Supplied data
────────────────────────────────────────

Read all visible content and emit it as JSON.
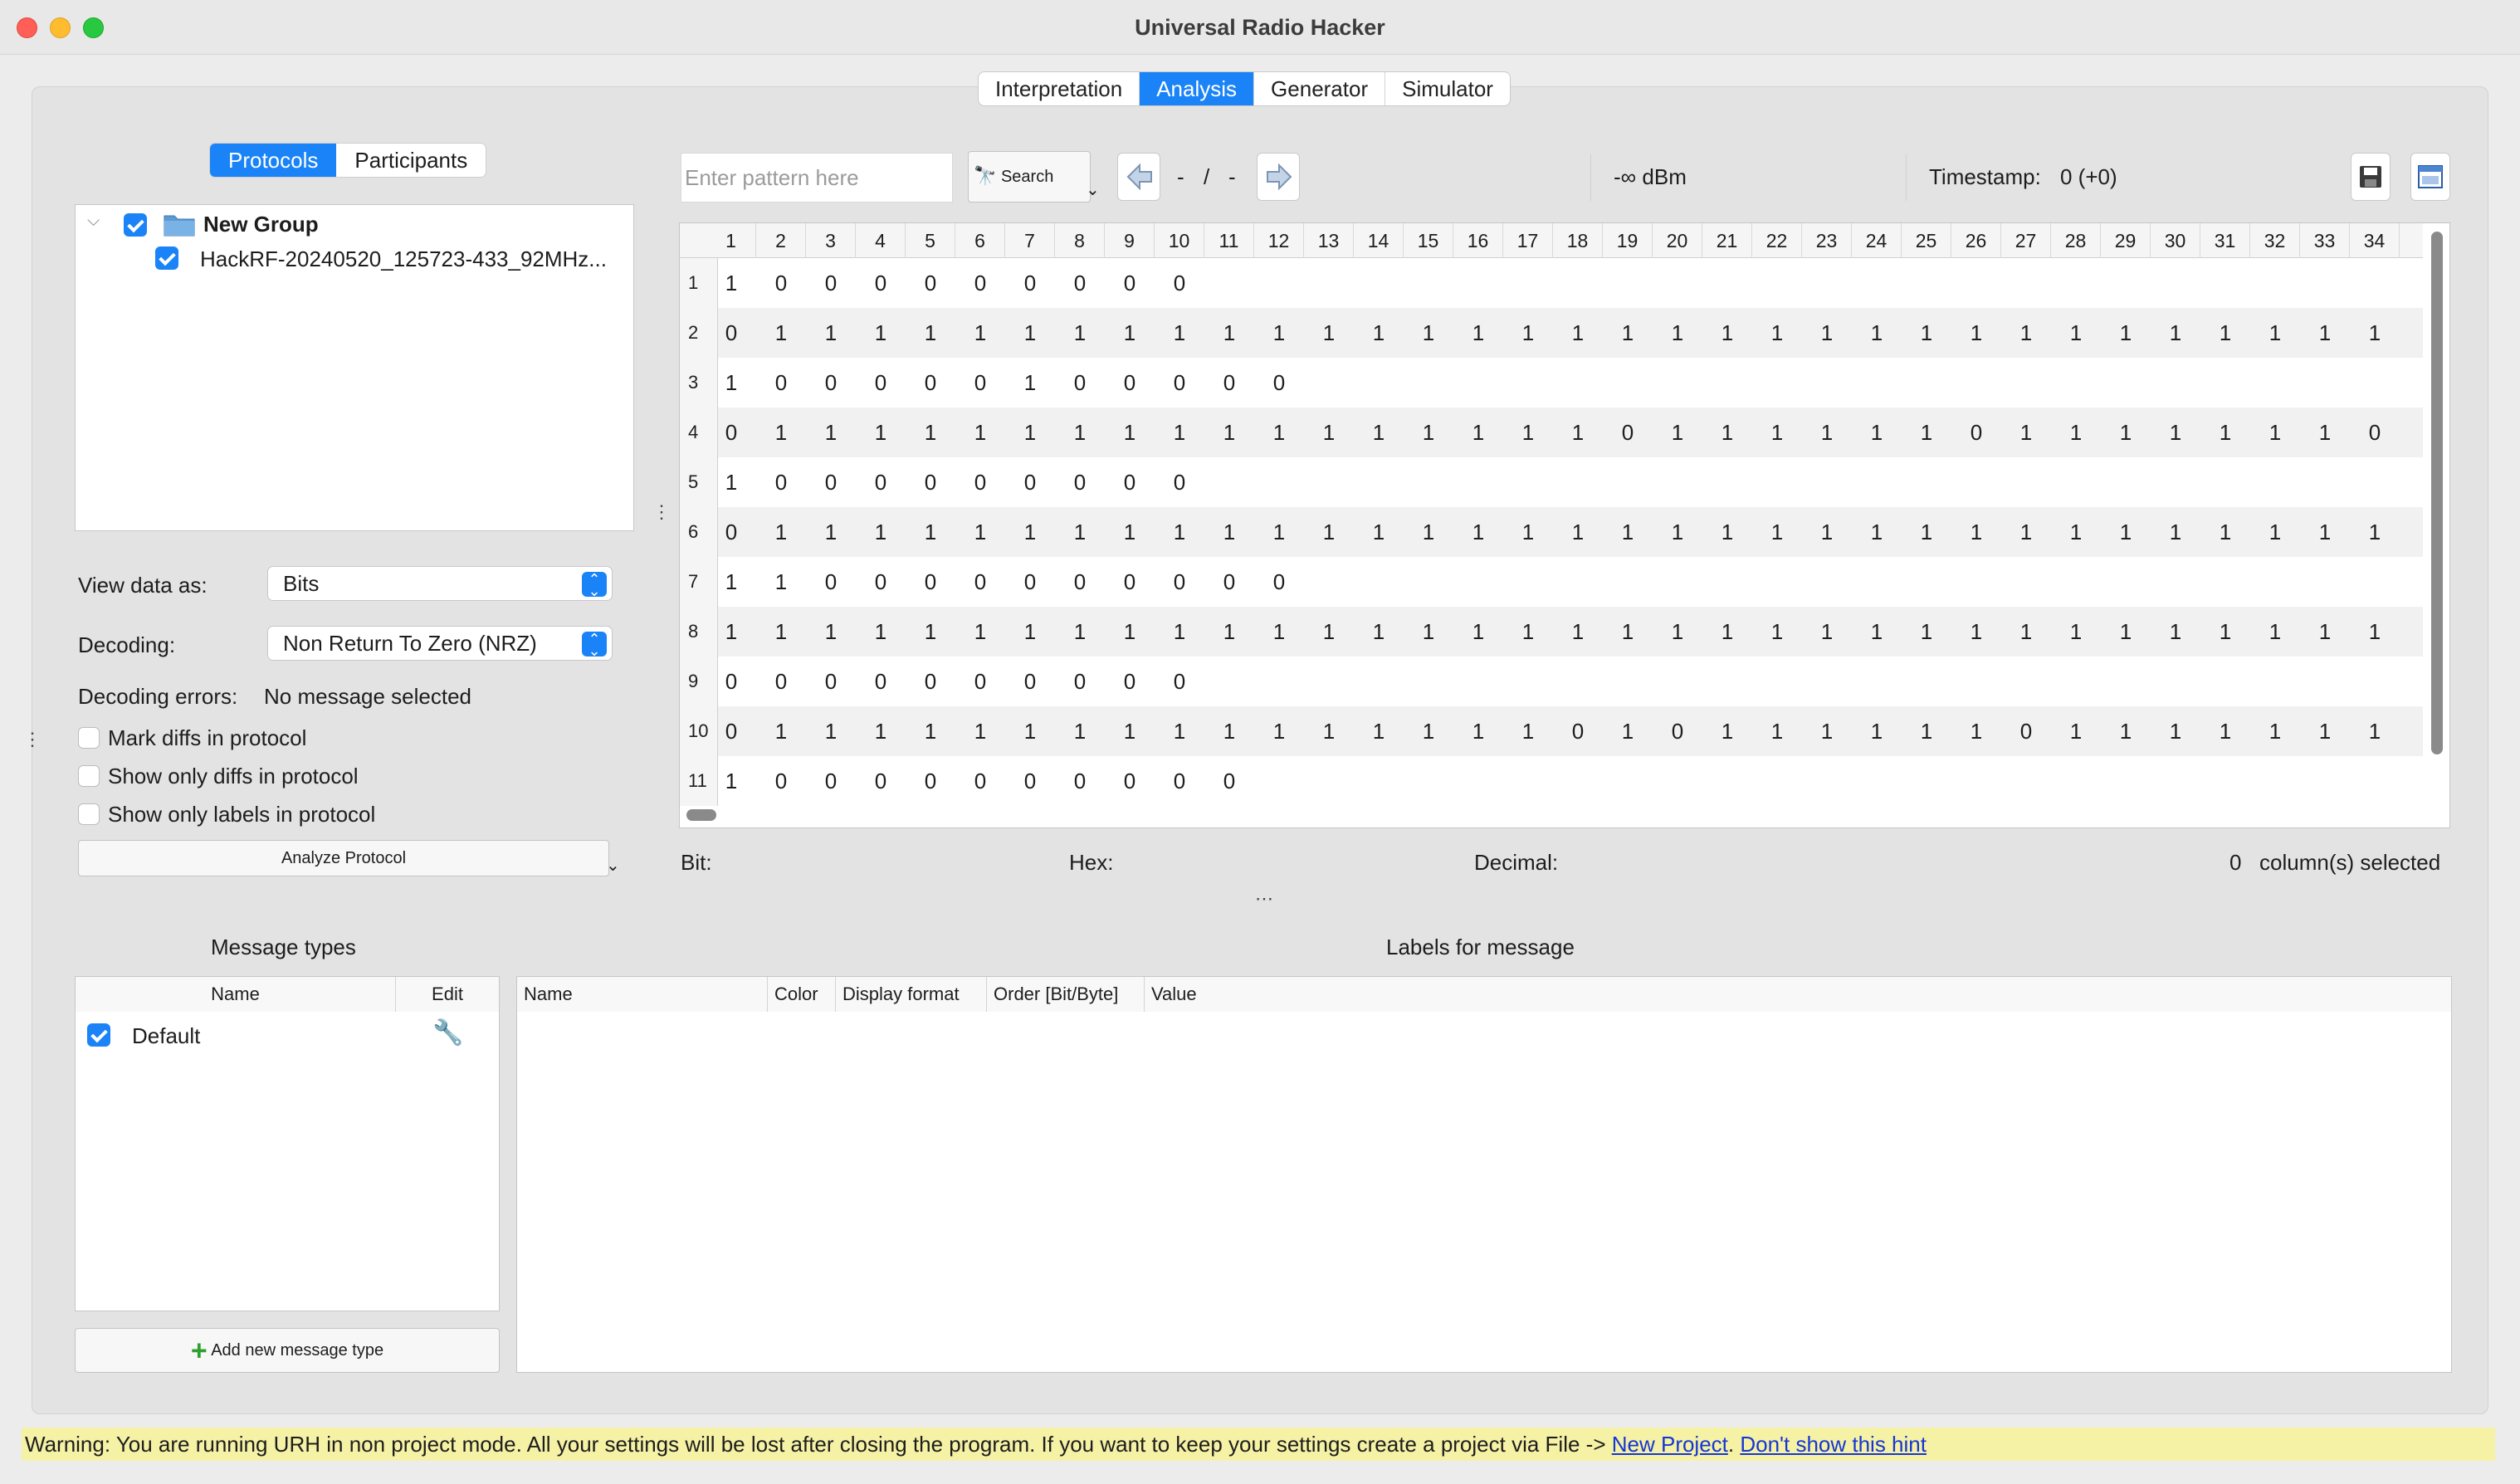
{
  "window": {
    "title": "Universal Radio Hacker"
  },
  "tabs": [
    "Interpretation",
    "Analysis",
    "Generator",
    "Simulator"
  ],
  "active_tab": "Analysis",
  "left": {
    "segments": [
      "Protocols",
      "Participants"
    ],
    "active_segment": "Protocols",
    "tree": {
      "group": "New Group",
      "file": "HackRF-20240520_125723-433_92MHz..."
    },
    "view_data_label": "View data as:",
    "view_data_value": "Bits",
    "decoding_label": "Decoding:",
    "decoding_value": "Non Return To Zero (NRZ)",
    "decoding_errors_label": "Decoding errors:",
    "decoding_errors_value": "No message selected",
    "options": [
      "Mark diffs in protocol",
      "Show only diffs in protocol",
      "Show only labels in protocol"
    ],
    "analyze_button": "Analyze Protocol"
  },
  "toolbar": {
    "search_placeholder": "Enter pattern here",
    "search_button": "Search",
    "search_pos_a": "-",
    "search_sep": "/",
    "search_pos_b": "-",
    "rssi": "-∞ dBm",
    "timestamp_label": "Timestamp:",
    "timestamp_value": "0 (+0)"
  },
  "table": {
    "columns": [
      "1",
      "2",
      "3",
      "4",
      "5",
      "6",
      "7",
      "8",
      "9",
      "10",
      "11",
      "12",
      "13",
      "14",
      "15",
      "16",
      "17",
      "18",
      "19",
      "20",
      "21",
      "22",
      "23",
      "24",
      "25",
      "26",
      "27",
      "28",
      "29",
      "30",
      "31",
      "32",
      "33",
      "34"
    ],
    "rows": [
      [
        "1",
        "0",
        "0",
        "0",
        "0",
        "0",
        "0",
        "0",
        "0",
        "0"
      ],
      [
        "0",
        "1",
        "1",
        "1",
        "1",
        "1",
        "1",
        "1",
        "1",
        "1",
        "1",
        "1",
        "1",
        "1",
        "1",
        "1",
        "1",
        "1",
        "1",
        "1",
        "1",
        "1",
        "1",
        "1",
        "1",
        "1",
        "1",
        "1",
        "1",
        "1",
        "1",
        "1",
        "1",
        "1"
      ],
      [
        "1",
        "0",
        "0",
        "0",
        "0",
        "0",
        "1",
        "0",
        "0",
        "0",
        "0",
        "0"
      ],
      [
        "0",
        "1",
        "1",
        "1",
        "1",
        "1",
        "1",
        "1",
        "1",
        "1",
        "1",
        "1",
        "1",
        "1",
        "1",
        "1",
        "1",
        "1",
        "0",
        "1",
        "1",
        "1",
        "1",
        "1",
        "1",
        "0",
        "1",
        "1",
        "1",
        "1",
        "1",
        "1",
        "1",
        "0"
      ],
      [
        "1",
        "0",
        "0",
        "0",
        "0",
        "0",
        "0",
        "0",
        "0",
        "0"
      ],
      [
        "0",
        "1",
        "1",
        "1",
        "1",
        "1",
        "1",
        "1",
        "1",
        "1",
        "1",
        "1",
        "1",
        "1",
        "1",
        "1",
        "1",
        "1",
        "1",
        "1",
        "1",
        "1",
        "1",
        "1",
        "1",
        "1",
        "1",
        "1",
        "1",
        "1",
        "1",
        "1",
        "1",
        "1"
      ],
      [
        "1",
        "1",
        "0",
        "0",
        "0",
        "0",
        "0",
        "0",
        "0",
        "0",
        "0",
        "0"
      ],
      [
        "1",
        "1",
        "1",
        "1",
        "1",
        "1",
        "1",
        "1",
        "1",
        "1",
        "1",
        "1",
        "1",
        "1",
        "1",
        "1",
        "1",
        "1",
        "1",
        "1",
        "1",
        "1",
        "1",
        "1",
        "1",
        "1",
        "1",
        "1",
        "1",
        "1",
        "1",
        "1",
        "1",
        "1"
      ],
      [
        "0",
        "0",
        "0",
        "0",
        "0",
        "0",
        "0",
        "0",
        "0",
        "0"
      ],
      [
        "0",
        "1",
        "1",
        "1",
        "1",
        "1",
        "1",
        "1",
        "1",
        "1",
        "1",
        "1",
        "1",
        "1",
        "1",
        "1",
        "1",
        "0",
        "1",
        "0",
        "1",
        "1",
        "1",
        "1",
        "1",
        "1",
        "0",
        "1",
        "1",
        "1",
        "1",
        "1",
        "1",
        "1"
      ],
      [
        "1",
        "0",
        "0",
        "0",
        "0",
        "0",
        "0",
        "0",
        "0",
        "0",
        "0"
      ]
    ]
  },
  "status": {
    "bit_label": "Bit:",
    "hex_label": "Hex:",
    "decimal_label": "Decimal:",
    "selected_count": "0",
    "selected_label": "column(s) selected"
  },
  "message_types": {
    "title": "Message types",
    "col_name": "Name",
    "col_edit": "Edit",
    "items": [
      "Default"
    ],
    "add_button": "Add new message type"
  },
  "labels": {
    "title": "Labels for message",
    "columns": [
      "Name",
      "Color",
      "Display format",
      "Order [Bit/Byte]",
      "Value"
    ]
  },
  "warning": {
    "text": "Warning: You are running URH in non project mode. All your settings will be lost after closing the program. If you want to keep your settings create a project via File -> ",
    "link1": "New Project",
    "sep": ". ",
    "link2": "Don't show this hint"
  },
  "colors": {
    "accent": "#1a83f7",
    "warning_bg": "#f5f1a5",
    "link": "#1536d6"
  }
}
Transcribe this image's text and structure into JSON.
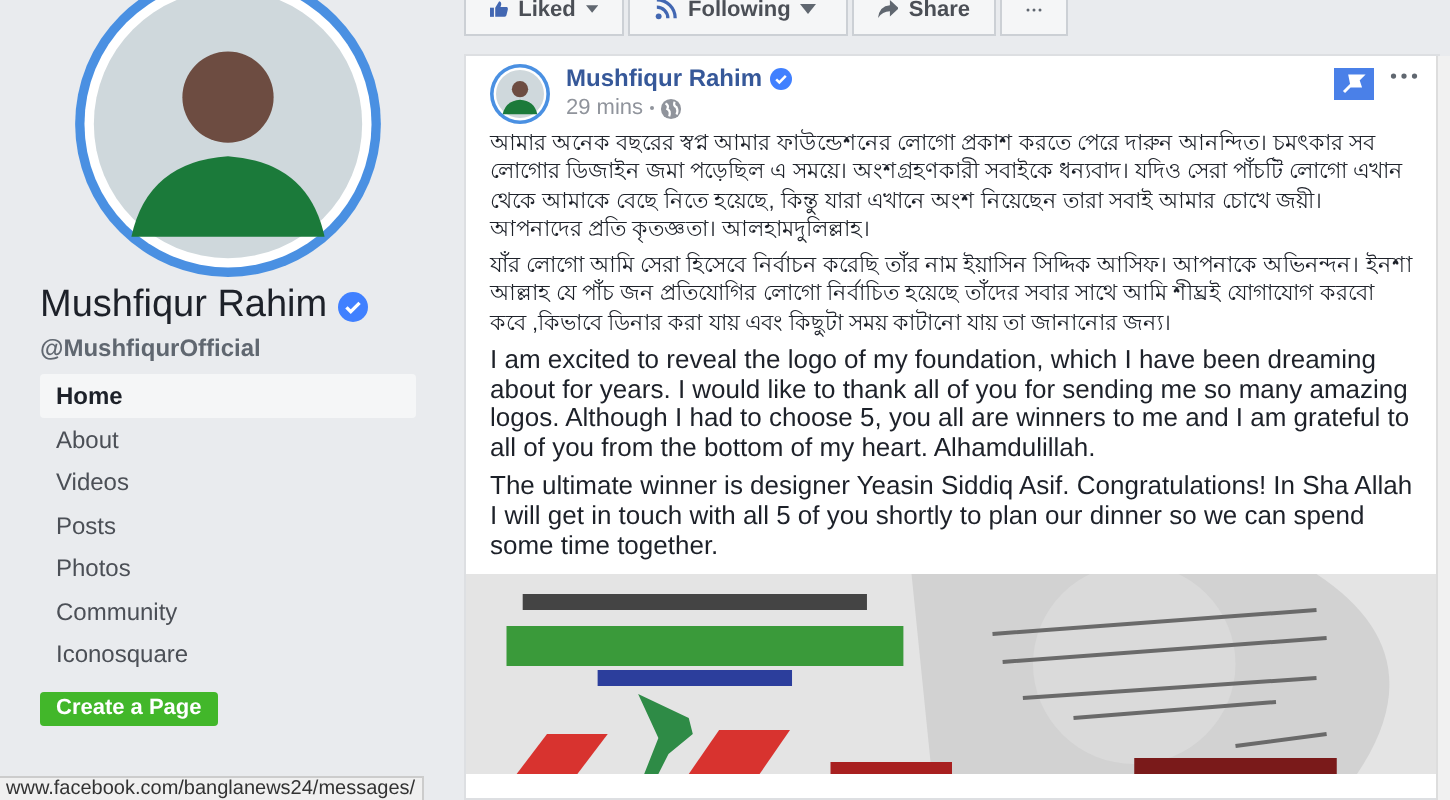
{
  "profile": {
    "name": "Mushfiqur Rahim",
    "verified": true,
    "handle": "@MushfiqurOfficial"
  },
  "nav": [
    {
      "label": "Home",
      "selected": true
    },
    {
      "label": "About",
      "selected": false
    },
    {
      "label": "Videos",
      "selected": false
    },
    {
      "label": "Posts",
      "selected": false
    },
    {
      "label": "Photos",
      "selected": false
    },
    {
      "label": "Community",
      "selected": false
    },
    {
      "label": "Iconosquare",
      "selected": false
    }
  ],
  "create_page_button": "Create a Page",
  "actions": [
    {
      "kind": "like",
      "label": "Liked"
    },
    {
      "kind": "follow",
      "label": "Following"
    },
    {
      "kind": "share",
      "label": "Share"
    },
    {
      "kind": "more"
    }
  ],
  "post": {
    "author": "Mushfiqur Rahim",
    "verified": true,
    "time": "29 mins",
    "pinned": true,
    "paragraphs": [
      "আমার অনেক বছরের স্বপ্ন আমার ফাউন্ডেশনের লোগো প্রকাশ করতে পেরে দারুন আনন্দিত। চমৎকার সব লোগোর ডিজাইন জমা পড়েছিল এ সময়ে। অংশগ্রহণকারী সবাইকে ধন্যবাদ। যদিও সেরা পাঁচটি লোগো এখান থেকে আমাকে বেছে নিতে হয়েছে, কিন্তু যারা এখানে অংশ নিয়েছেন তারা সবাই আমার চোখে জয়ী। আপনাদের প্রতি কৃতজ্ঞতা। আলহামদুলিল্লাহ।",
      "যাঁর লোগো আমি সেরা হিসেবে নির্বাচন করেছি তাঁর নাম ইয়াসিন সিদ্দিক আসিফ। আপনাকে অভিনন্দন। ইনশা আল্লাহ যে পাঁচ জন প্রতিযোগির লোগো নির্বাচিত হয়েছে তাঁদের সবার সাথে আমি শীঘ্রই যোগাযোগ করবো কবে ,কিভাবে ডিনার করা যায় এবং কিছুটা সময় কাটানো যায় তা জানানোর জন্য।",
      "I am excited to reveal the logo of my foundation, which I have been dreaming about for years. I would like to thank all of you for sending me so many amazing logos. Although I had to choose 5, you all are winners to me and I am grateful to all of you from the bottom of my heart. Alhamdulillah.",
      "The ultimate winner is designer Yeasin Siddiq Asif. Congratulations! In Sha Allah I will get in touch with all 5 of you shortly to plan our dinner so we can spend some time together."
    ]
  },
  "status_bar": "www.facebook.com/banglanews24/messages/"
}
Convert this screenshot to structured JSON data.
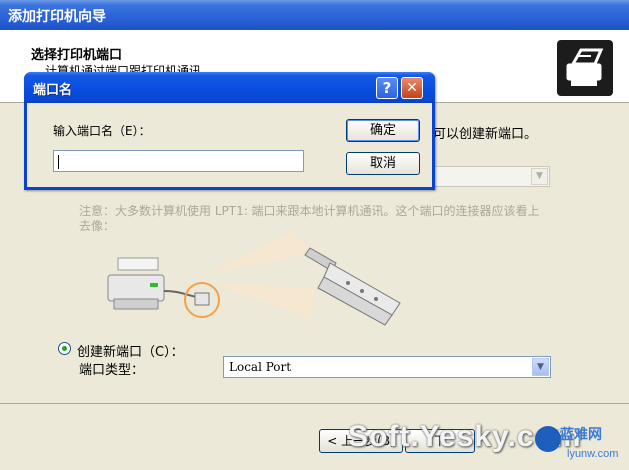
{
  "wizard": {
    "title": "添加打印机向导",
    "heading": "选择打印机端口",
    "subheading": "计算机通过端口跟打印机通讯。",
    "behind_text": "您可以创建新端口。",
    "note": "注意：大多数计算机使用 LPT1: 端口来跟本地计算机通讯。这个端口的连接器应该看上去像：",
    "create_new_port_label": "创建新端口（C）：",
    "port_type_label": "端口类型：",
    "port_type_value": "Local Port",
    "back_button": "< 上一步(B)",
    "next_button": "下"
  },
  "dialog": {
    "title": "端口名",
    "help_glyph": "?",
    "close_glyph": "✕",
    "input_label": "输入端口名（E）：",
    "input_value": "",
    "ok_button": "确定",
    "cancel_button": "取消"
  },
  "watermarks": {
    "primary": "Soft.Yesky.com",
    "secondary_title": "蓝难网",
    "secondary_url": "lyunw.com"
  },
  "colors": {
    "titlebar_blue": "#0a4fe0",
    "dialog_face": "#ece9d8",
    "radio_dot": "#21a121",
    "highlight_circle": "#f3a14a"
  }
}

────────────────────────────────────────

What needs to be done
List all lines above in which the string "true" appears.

Output of the task
    "verified": true,
      "selected": true
    "verified": true,
    "pinned": true,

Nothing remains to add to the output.